Yimeng Zhuang | Huadong Wang
Proceedings of the 57th Annual Meeting of the Association for Computational Linguistics

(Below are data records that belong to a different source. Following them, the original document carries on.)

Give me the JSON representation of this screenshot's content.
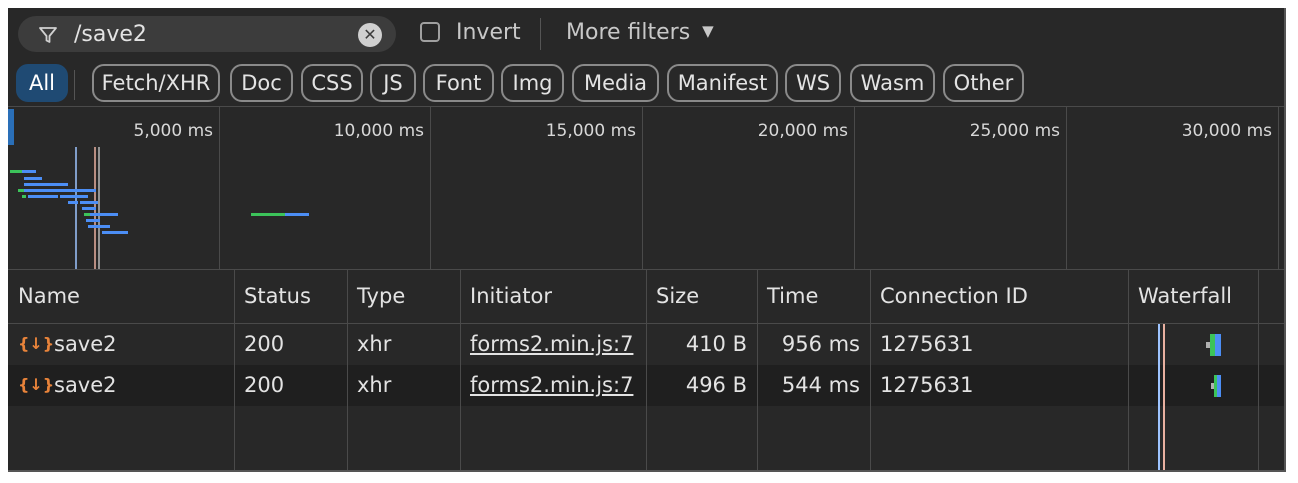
{
  "toolbar": {
    "filter_value": "/save2",
    "clear_icon": "✕",
    "invert_label": "Invert",
    "more_filters_label": "More filters",
    "more_filters_caret": "▼"
  },
  "type_filters": [
    "All",
    "Fetch/XHR",
    "Doc",
    "CSS",
    "JS",
    "Font",
    "Img",
    "Media",
    "Manifest",
    "WS",
    "Wasm",
    "Other"
  ],
  "active_type_filter": "All",
  "overview": {
    "ticks": [
      "5,000 ms",
      "10,000 ms",
      "15,000 ms",
      "20,000 ms",
      "25,000 ms",
      "30,000 ms"
    ]
  },
  "table": {
    "columns": [
      "Name",
      "Status",
      "Type",
      "Initiator",
      "Size",
      "Time",
      "Connection ID",
      "Waterfall"
    ],
    "rows": [
      {
        "name": "save2",
        "status": "200",
        "type": "xhr",
        "initiator": "forms2.min.js:7",
        "size": "410 B",
        "time": "956 ms",
        "connection_id": "1275631"
      },
      {
        "name": "save2",
        "status": "200",
        "type": "xhr",
        "initiator": "forms2.min.js:7",
        "size": "496 B",
        "time": "544 ms",
        "connection_id": "1275631"
      }
    ]
  },
  "colors": {
    "accent_blue": "#4c8ef5",
    "accent_green": "#3cc35a",
    "xhr_orange": "#e8833a",
    "active_chip": "#1f4a73"
  },
  "icons": {
    "filter": "funnel-icon",
    "clear": "clear-filter-icon",
    "xhr": "xhr-request-icon"
  }
}
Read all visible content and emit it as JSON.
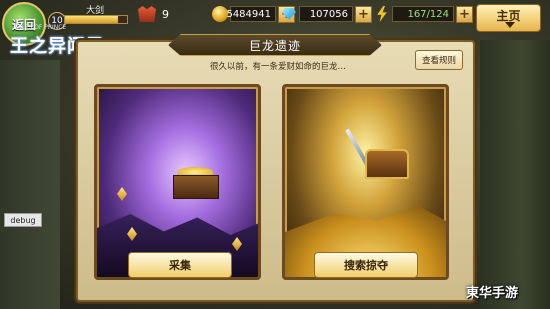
{
  "topbar": {
    "back_label": "返回",
    "player_level": "10",
    "player_name": "大剑",
    "xp_progress": 0.85,
    "rank_value": "9",
    "gold": "5484941",
    "gems": "107056",
    "stamina": "167/124",
    "plus_glyph": "+",
    "home_label": "主页"
  },
  "logo": {
    "title": "王之异闻录",
    "subtitle": "TALES OF PRINCE"
  },
  "dialog": {
    "title": "巨龙遗迹",
    "subtitle": "很久以前，有一条爱财如命的巨龙…",
    "rules_label": "查看规则"
  },
  "cards": {
    "collect_label": "采集",
    "search_label": "搜索掠夺"
  },
  "debug_label": "debug",
  "watermark": "東华手游",
  "colors": {
    "panel_bg": "#e8dcb6",
    "accent_gold": "#f0cf6a",
    "stamina_green": "#9be27a"
  }
}
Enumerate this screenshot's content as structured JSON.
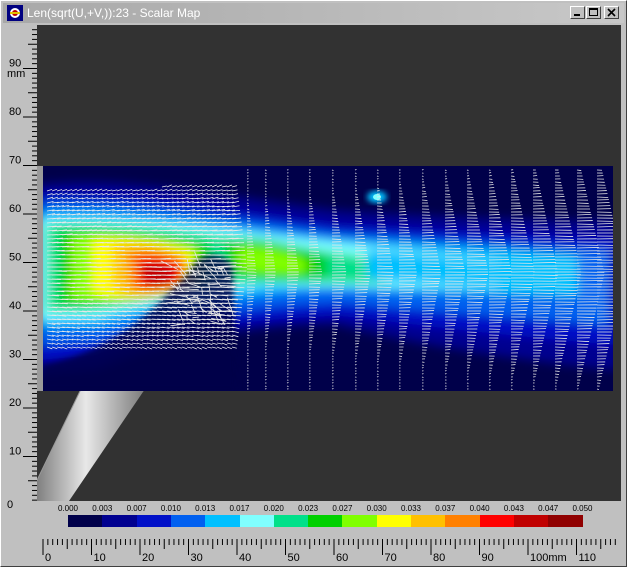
{
  "window": {
    "title": "Len(sqrt(U,+V,)):23 - Scalar Map"
  },
  "left_ruler": {
    "unit": "mm",
    "ticks": [
      "90",
      "80",
      "70",
      "60",
      "50",
      "40",
      "30",
      "20",
      "10",
      "0"
    ]
  },
  "bottom_ruler": {
    "unit": "mm",
    "ticks": [
      "0",
      "10",
      "20",
      "30",
      "40",
      "50",
      "60",
      "70",
      "80",
      "90",
      "100",
      "110"
    ]
  },
  "colorbar": {
    "labels": [
      "0.000",
      "0.003",
      "0.007",
      "0.010",
      "0.013",
      "0.017",
      "0.020",
      "0.023",
      "0.027",
      "0.030",
      "0.033",
      "0.037",
      "0.040",
      "0.043",
      "0.047",
      "0.050"
    ],
    "colors": [
      "#00004a",
      "#000090",
      "#0010c8",
      "#0060f0",
      "#00c0ff",
      "#80ffff",
      "#00e08a",
      "#00d000",
      "#80ff00",
      "#ffff00",
      "#ffc000",
      "#ff8000",
      "#ff0000",
      "#c00000",
      "#900000"
    ]
  },
  "scalar_map": {
    "quantity": "Len(sqrt(U,+V,))",
    "frame": "23"
  }
}
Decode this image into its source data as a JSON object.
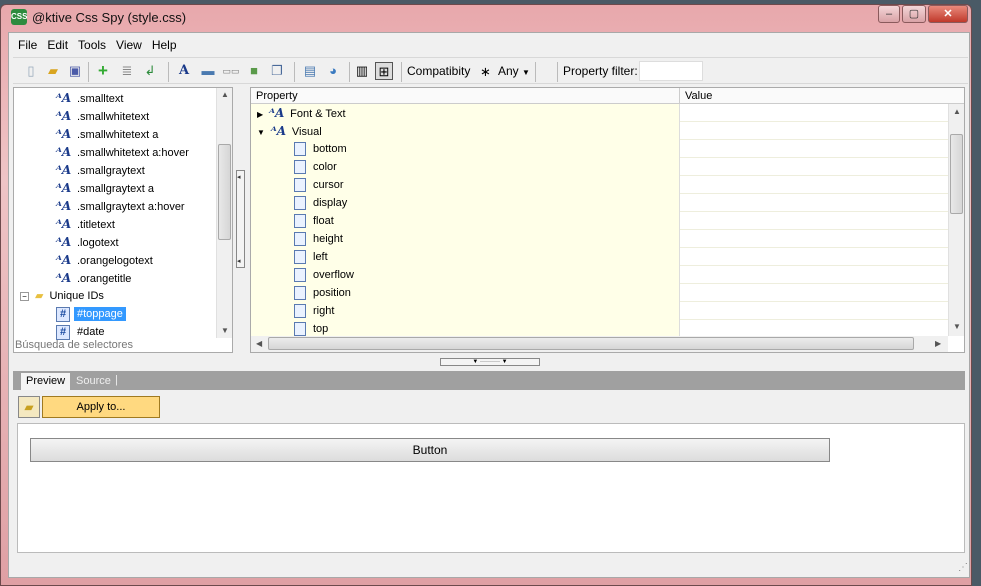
{
  "window": {
    "title": "@ktive Css Spy (style.css)",
    "app_icon": "CSS"
  },
  "menu": [
    "File",
    "Edit",
    "Tools",
    "View",
    "Help"
  ],
  "toolbar": {
    "compat_label": "Compatibity",
    "compat_symbol": "∗",
    "compat_value": "Any",
    "filter_label": "Property filter:",
    "filter_value": ""
  },
  "tree": {
    "classes": [
      ".smalltext",
      ".smallwhitetext",
      ".smallwhitetext a",
      ".smallwhitetext a:hover",
      ".smallgraytext",
      ".smallgraytext a",
      ".smallgraytext a:hover",
      ".titletext",
      ".logotext",
      ".orangelogotext",
      ".orangetitle"
    ],
    "folder": "Unique IDs",
    "ids": [
      "#toppage",
      "#date"
    ],
    "selected": "#toppage",
    "search_placeholder": "Búsqueda de selectores"
  },
  "grid": {
    "headers": [
      "Property",
      "Value"
    ],
    "groups": [
      "Font & Text",
      "Visual"
    ],
    "properties": [
      "bottom",
      "color",
      "cursor",
      "display",
      "float",
      "height",
      "left",
      "overflow",
      "position",
      "right",
      "top"
    ]
  },
  "tabs": [
    "Preview",
    "Source"
  ],
  "apply_label": "Apply to...",
  "preview_button": "Button",
  "colors": {
    "selection": "#3399ff",
    "apply_bg": "#ffd980",
    "prop_bg": "#ffffe8"
  }
}
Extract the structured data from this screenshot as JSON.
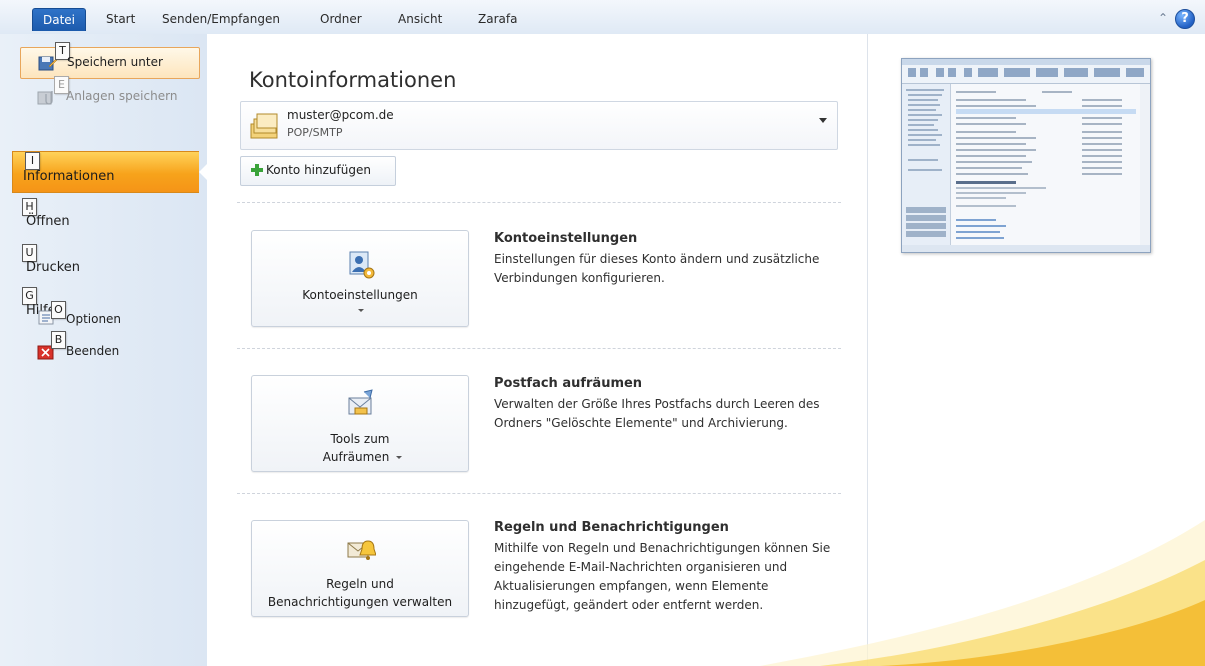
{
  "ribbon": {
    "tabs": [
      "Datei",
      "Start",
      "Senden/Empfangen",
      "Ordner",
      "Ansicht",
      "Zarafa"
    ],
    "help_label": "?"
  },
  "backstage": {
    "commands": [
      {
        "label": "Speichern unter",
        "keytip": "T",
        "icon": "save-as-icon"
      },
      {
        "label": "Anlagen speichern",
        "keytip": "E",
        "icon": "save-attachments-icon"
      }
    ],
    "tabs": [
      {
        "label": "Informationen",
        "keytip": "I"
      },
      {
        "label": "Öffnen",
        "keytip": "H"
      },
      {
        "label": "Drucken",
        "keytip": "U"
      },
      {
        "label": "Hilfe",
        "keytip": "G"
      }
    ],
    "bottom_commands": [
      {
        "label": "Optionen",
        "keytip": "O",
        "icon": "options-icon"
      },
      {
        "label": "Beenden",
        "keytip": "B",
        "icon": "exit-icon"
      }
    ]
  },
  "main": {
    "title": "Kontoinformationen",
    "account": {
      "email": "muster@pcom.de",
      "type": "POP/SMTP"
    },
    "add_account_label": "Konto hinzufügen",
    "sections": [
      {
        "button_label_1": "Kontoeinstellungen",
        "button_label_2": "",
        "title": "Kontoeinstellungen",
        "description": "Einstellungen für dieses Konto ändern und zusätzliche Verbindungen konfigurieren.",
        "icon": "account-settings-icon"
      },
      {
        "button_label_1": "Tools zum",
        "button_label_2": "Aufräumen",
        "title": "Postfach aufräumen",
        "description": "Verwalten der Größe Ihres Postfachs durch Leeren des Ordners \"Gelöschte Elemente\" und Archivierung.",
        "icon": "cleanup-tools-icon"
      },
      {
        "button_label_1": "Regeln und",
        "button_label_2": "Benachrichtigungen verwalten",
        "title": "Regeln und Benachrichtigungen",
        "description": "Mithilfe von Regeln und Benachrichtigungen können Sie eingehende E-Mail-Nachrichten organisieren und Aktualisierungen empfangen, wenn Elemente hinzugefügt, geändert oder entfernt werden.",
        "icon": "rules-alerts-icon"
      }
    ]
  },
  "colors": {
    "file_tab": "#2266b8",
    "selected_nav": "#f7a31b",
    "accent_swoosh": "#f6c12c"
  }
}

Multi-passage reading comprehension requires the ability to combine cross-passage information and reason over multiple passages to infer the answer. In this paper, we introduce the Dynamic Self-attention Network (DynSAN) for multi-passage reading comprehension task, which processes cross-passage information at token-level and meanwhile avoids substantial computational costs. The core module of the dynamic self-attention is a proposed gated token selection mechanism, which dynamically selects important tokens from a sequence. These chosen tokens will attend to each other via a self-attention mechanism to model long-range dependencies. Besides, convolutional layers are combined with the dynamic self-attention to enhance the model’s capacity of extracting local semantic. The experimental results show that the proposed DynSAN achieves new state-of-the-art performance on the SearchQA, Quasar-T and WikiHop datasets. Further ablation study also validates the effectiveness of our model components.